With this report, Changes, Challenges, and Charting New Courses: Minority Commercial Broadcast Ownership in the United States, the National Telecommunications and Information Administration (NTIA) revisits the important topic of minority ownership of broadcast facilities. The agency, through its Minority Telecommunications Development Program (MTDP), has collected data on minority ownership since 1990, and issued reports annually from 1990 through 1994 and from 1996 through 1998. In 1995, NTIA published a report on the availability of capital for minorities trying to enter the broadcasting business. This report provides an historical perspective on minority ownership and an assessment of the impact that the recent trend of broadcast industry consolidation has had on minority ownership.

Our Nation has had a long-standing commitment to minority participation in the broadcast industry. Diverse voices contributing to public discourse is a fundamental element of our democratic society. The wave of broadcast mergers that swept through the industry following the passage of the Telecommunications Act of 1996 as well as emerging technologies have highlighted the need to examine the impact of business, legal, and technological changes on minority ownership.

Since 1990 when MTDP began collecting data on minority commercial broadcast ownership in the United States, African Americans, Asian Americans, Hispanic Americans, and Native Americans have consistently been underrepresented among the Nation's commercial broadcast owners. Ranging from a low of 2.7 percent in 1991 to a high of 3.8 percent in 2000, minorities' ownership of commercial broadcast facilities has remained far below their estimated 29 percent representation in the U.S. population.

This year's report shows modest progress in some areas of minority commercial broadcast ownership. It also reveals, however, the continuation of some disturbing trends. The positive findings include:

Findings causing continued concern include: MTDP's efforts to compile data on minority ownership highlighted a critical issue -- how to define "minority ownership." Indeed, there is no current consensus on a definition. There are different definitions in past NTIA reports, at the Federal Communications Commission, Small Business Administration, and in legislation. Depending on which definition is used, well-known minority broadcasters are or are not included. This report underscores the need for certain issues such as equity ownership and control to be part of a revised definition.

In preparing this report, we solicited the perspective of minority owners and have provided an overview of the continuing challenges that minority owners confront as they attempt to acquire advertising, gain access to capital, and improve employment opportunities for minorities. This report discusses the reasons why many minority owners as well as others in the industry support the reestablishment of a tax certificate program, and NTIA urges further exploration of proposals to restore this program. The report also highlights industry-led efforts to train minorities for careers in broadcasting and to facilitate access to capital, which have provided a positive contribution to advancing the goal of increasing broadcast diversity.

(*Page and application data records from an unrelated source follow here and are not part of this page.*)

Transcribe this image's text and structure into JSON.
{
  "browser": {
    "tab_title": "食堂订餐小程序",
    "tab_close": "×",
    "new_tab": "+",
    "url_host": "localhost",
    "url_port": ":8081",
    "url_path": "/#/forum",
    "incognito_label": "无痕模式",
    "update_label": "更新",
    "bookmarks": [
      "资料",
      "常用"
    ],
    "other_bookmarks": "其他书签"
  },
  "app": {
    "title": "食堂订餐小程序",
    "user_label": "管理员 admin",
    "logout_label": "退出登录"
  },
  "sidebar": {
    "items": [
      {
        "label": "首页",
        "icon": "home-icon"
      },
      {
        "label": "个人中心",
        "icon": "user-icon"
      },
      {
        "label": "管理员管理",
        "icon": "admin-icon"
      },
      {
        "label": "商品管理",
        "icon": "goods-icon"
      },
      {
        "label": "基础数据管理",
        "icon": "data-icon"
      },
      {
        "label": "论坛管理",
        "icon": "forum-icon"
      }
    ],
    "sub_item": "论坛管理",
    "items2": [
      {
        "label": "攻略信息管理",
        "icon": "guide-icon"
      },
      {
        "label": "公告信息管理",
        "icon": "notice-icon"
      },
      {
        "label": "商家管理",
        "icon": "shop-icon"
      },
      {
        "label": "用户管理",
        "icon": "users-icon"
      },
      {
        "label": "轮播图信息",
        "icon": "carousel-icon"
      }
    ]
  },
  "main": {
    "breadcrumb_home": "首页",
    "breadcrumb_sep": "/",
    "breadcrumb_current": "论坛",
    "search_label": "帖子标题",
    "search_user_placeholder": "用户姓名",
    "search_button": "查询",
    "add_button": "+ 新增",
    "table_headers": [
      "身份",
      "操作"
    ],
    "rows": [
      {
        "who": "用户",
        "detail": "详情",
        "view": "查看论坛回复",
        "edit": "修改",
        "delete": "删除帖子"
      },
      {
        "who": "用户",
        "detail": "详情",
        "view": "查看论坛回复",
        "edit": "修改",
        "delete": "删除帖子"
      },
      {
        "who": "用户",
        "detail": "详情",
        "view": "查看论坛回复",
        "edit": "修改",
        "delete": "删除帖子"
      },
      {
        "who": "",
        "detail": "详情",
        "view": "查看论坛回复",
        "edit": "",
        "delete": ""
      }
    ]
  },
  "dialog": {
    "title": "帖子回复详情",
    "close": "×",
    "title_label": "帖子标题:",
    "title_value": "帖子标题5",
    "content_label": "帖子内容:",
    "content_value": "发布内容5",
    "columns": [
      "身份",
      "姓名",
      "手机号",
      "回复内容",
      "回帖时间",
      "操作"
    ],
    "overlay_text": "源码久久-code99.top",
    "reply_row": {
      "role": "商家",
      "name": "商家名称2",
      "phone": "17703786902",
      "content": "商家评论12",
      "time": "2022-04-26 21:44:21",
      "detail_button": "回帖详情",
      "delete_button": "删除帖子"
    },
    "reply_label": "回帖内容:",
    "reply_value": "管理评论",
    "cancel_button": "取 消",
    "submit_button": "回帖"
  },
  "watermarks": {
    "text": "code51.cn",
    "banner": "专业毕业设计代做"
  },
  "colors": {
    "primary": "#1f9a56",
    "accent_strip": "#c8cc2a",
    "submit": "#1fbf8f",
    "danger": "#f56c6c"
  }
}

In part to address these challenges, broadcasters are increasingly moving beyond traditional single station ownership and embracing new management and ownership arrangements. In addition, many broadcasters are adopting new technologies to redefine how they broadcast their material. These efforts afford new opportunities for minority owners and potential ways for us to ensure diversity of viewpoints over our Nation's airwaves.